(Entries from a dataset of interfaces)

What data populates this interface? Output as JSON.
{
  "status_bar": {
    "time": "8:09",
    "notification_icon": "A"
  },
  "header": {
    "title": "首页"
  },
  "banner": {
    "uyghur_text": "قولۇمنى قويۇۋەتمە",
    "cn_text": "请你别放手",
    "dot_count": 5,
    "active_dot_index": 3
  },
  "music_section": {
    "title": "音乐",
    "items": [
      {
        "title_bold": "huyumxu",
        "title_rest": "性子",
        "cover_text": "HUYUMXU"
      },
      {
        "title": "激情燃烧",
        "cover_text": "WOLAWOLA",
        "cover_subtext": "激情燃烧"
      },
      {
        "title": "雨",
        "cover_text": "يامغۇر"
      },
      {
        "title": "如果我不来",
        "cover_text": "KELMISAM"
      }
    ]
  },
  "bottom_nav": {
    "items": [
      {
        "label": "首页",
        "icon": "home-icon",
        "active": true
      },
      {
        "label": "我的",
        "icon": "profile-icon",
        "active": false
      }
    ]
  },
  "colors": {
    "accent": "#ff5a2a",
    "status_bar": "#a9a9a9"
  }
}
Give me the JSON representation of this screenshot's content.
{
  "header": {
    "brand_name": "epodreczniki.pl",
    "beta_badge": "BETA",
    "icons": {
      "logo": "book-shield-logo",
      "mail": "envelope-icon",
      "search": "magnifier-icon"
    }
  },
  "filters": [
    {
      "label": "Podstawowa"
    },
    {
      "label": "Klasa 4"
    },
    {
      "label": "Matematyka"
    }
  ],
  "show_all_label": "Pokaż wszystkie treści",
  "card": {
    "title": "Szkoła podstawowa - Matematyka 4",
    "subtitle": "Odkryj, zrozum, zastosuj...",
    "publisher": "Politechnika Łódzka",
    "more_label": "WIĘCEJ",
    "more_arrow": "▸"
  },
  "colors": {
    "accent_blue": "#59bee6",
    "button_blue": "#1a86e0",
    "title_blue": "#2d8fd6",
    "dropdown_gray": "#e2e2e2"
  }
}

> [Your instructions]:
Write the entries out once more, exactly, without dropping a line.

> [Solution for this problem]:
What data populates this interface? Output as JSON.
{
  "status_bar": {
    "time": "8:09",
    "notification_icon": "A"
  },
  "header": {
    "title": "首页"
  },
  "banner": {
    "uyghur_text": "قولۇمنى قويۇۋەتمە",
    "cn_text": "请你别放手",
    "dot_count": 5,
    "active_dot_index": 3
  },
  "music_section": {
    "title": "音乐",
    "items": [
      {
        "title_bold": "huyumxu",
        "title_rest": "性子",
        "cover_text": "HUYUMXU"
      },
      {
        "title": "激情燃烧",
        "cover_text": "WOLAWOLA",
        "cover_subtext": "激情燃烧"
      },
      {
        "title": "雨",
        "cover_text": "يامغۇر"
      },
      {
        "title": "如果我不来",
        "cover_text": "KELMISAM"
      }
    ]
  },
  "bottom_nav": {
    "items": [
      {
        "label": "首页",
        "icon": "home-icon",
        "active": true
      },
      {
        "label": "我的",
        "icon": "profile-icon",
        "active": false
      }
    ]
  },
  "colors": {
    "accent": "#ff5a2a",
    "status_bar": "#a9a9a9"
  }
}
Give me the JSON representation of this screenshot's content.
{
  "header": {
    "brand_name": "epodreczniki.pl",
    "beta_badge": "BETA",
    "icons": {
      "logo": "book-shield-logo",
      "mail": "envelope-icon",
      "search": "magnifier-icon"
    }
  },
  "filters": [
    {
      "label": "Podstawowa"
    },
    {
      "label": "Klasa 4"
    },
    {
      "label": "Matematyka"
    }
  ],
  "show_all_label": "Pokaż wszystkie treści",
  "card": {
    "title": "Szkoła podstawowa - Matematyka 4",
    "subtitle": "Odkryj, zrozum, zastosuj...",
    "publisher": "Politechnika Łódzka",
    "more_label": "WIĘCEJ",
    "more_arrow": "▸"
  },
  "colors": {
    "accent_blue": "#59bee6",
    "button_blue": "#1a86e0",
    "title_blue": "#2d8fd6",
    "dropdown_gray": "#e2e2e2"
  }
}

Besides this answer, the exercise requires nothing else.